When it meets on June 2023 in Brasilia, Brazil, the Global Environment Facility’s governing body will consider a record $1.4 billion work programme and set the contours of a new Global Biodiversity Framework Fund, speeding up international efforts to confront species loss and related crises.
The 64th GEF Council meeting comes six months after countries agreed to a new Kunming-Montreal Global Biodiversity Framework and sounded the alarm about the need for fast and accessible funding for the protection, restoration, and sustainable use of nature.
It stands to be the latest in a series of advances for environmental diplomacy, following a new UN High Seas Treaty reached in March and recent advances in plastic pollution negotiations.
GEF CEO and Chairperson, Carlos Manuel Rodríguez, described the large work programme, mainly focused on biodiversity, as a major boost for global efforts to end species loss this decade.
“The Global Environment Facility has a clear role to play in getting resources where they need to be as countries look to put nature first in their planning. The game-changing programs and projects in this record work programme reflects that mandate,” the former Costa Rican energy and environment minister said. “It is very special for us to hold this meeting in Brazil as we work to keep moving forward on protecting biodiversity and addressing climate change and pollution.”

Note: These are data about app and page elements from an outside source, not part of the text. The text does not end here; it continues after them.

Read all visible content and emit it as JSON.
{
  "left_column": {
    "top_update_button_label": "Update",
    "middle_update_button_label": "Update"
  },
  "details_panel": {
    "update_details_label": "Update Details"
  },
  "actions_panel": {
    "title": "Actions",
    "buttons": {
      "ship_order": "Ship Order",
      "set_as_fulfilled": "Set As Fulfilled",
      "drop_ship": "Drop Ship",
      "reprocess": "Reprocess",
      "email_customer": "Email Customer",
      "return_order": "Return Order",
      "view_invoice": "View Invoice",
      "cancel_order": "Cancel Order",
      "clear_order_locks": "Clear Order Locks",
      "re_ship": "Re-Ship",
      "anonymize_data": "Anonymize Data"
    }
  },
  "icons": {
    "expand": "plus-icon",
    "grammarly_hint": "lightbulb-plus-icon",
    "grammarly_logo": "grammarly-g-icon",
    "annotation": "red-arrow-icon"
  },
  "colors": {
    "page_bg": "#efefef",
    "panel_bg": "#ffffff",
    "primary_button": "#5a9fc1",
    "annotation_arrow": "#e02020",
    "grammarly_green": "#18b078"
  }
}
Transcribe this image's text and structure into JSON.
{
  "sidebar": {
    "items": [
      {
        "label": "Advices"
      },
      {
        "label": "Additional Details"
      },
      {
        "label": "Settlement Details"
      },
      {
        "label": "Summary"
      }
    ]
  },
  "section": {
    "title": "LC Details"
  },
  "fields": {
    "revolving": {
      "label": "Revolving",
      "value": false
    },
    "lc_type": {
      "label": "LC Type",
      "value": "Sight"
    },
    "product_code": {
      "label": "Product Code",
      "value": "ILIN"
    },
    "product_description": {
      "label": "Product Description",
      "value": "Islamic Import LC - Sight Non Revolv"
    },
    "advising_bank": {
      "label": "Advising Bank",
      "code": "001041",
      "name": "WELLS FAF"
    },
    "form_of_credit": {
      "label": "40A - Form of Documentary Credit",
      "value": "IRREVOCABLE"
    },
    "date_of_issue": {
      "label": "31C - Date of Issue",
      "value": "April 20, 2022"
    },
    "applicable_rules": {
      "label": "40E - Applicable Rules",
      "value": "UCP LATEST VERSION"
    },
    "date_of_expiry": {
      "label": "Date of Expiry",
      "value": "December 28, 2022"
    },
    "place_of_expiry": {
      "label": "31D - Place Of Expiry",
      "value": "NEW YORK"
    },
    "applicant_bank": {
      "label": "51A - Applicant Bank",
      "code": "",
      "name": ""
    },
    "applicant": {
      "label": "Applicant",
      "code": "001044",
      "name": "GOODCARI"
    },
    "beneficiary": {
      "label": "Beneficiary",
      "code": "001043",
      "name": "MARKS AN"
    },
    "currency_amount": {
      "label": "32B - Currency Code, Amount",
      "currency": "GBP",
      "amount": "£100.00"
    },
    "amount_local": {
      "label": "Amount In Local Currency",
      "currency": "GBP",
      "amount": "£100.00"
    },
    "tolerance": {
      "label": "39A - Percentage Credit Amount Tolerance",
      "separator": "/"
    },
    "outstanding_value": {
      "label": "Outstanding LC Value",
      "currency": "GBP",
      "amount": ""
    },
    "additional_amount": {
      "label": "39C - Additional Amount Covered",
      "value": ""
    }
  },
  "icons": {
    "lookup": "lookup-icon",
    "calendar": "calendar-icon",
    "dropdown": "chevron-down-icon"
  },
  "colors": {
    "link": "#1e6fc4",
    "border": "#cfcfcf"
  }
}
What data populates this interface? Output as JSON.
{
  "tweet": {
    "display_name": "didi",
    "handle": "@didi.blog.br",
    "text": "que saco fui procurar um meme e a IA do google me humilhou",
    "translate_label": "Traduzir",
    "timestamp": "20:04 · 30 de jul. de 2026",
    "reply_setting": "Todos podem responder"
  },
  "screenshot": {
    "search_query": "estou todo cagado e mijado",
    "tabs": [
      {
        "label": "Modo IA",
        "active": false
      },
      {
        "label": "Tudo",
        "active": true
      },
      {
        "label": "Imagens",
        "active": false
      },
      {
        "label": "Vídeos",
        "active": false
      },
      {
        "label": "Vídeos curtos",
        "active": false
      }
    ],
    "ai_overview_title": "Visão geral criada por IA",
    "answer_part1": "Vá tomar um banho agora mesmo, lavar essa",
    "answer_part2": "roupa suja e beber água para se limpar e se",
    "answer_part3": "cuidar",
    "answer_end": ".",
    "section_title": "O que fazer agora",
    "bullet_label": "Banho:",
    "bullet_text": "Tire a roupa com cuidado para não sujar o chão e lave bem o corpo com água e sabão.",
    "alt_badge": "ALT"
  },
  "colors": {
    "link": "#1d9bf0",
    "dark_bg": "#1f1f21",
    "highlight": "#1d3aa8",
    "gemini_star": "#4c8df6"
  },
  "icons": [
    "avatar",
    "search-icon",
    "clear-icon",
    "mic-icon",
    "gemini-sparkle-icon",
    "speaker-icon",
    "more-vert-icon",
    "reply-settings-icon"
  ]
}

The $1.4 billion in GEF funding is set to generate another $9.1 billion in co-financing from other sources, for a total support package of $10.5 billion.
Most of the support is set to be delivered through six of 11 new Integrated Programmes launched for the four-year GEF-8 funding period. These Integrated Programmes are designed to target the drivers of environmental degradation across many sectors – an approach that is set to generate significant global environmental benefits across multiple dimensions.
The work programme spans 94 percent of all countries eligible for GEF support, which include developing countries, economies in transition, Least Developed Countries, and Small Island Developing States.
During the GEF-8 period, which ends in June 2026, $5.3 billion in donor funding will be deployed for environmental initiatives in developing countries.
In addition to reviewing the work programme, Council members will discuss plans to establish the new Global Biodiversity Framework Fund, which delegates to the Convention on Biological Diversity decided in December to house at the Washington-based GEF.
They will also visit GEF-supported initiatives in the Amazon rainforest and in the Brazilian capital, related to protected areas and sustainable cities, respectively.
Meeting as the 34th Council of the GEF-hosted Least Developed Countries Fund and Special Climate Change Fund, representatives will also consider a combined total of more than $63 million in projects and programmes for climate change adaptation in vulnerable countries.
The Brazil gathering will be a stepping-stone to the once-every-four-years GEF Assembly, which will take place in Vancouver in August.
The Global Biodiversity Framework Fund is expected to be launched at the Assembly, which will bring together government, business, and civil society representatives from across the GEF’s 185 member countries, with an emphasis on young people.
Rodríguez said that recent progress in multilateral discussions about biodiversity, the high seas, fisheries subsidies, plastics, and chemicals were cause for real optimism, even as ecological and climate challenges continue to loom large.
“We are clear-eyed about the problems we are facing. Still, I feel very positive about the fact that we are looking directly at those problems and taking steps to solve them together,” he said. “The journey is underway and every single step we take matters – including these big leaps.”